Albert would not only provide primarily spiritual support to the hard-working builders of this railroad but most importantly, he would negotiate with Indian chiefs to run the railroad through their territory. For much of the Canadian interior is still controlled by Indian tribes, and without their consent, it is virtually impossible to build the railway. For one thing, it would be built on territory belonging to the Indians, but above all, there would be the risk of retaliatory attacks by the Indians on the workers, who could hardly defend themselves. Albert's help is thus more than welcome.

Wikimedia commons / Public domain

In spite of his efforts, in 1885 several Indian tribes revolt, and it is only to Albert's credit that many tribes do not join the uprising, for Albert convinces them of the imprudence of such action. The rebellion is thus repelled, and nothing stands in the way of the completion of one of the greatest railway projects of all time.

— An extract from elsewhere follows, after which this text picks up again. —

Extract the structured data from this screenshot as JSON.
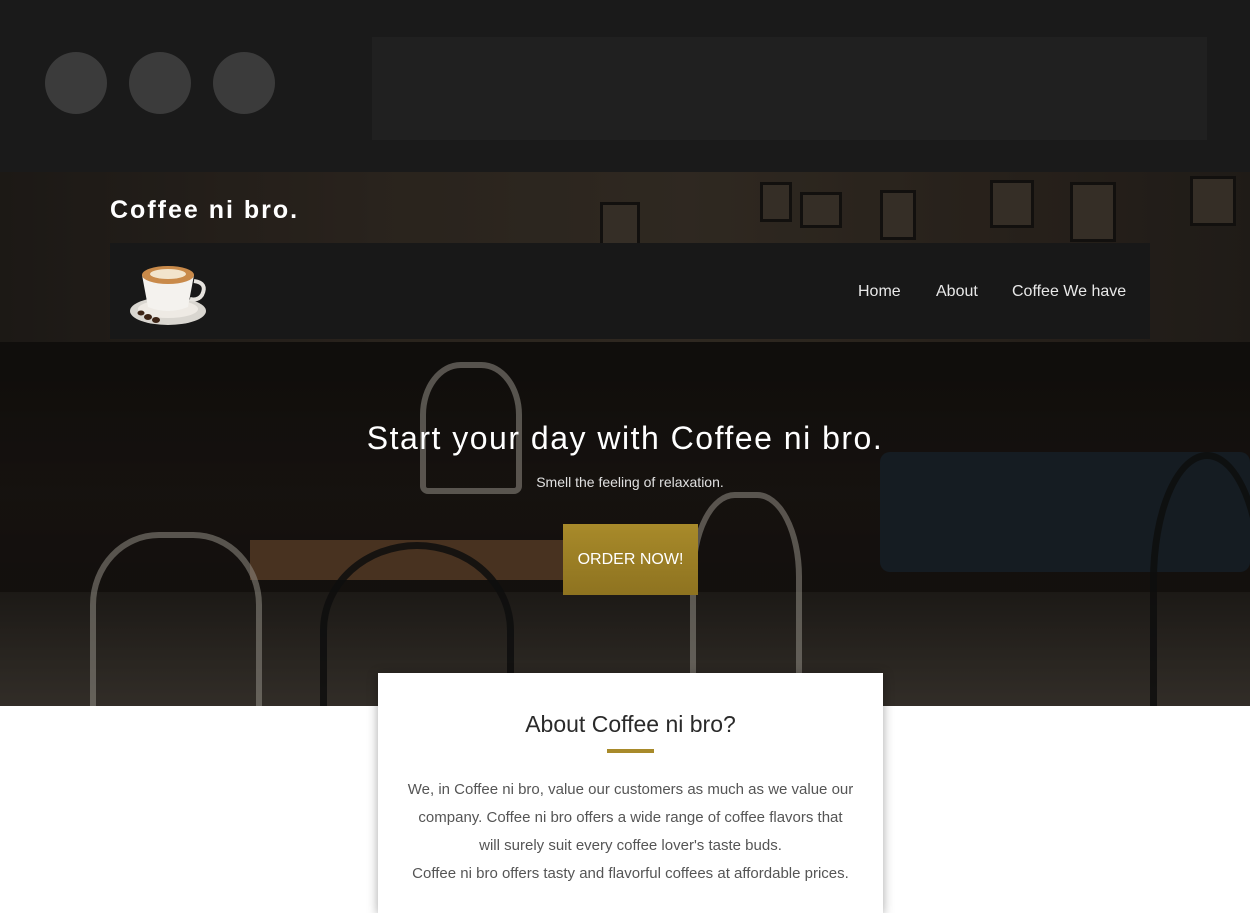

Albert lives out the rest of his life as a missionary in Calgary, where he is instrumental in establishing several schools. His last two trips are to Europe in the early 20th century, specifically to Austria-Hungary where he meets Emperor Franz Joseph I. Father Lacombe leaves the earthly world in 1916 when he breathes his last.

This marks the end of the earthly journey of a man who contributed significantly to the creation of modern Canada, was behind the founding of several Canadian settlements, and most importantly, played a pivotal role in the creation of the Canadian Pacific Railway, one of the most vital railway lines in Canadian history. His contributions to Canada were officially recognized in 1932 when the Canadian government designated him a National Historic Person.

David R. Spencer. / CC BY-SA 3.0 / Wikimedia commons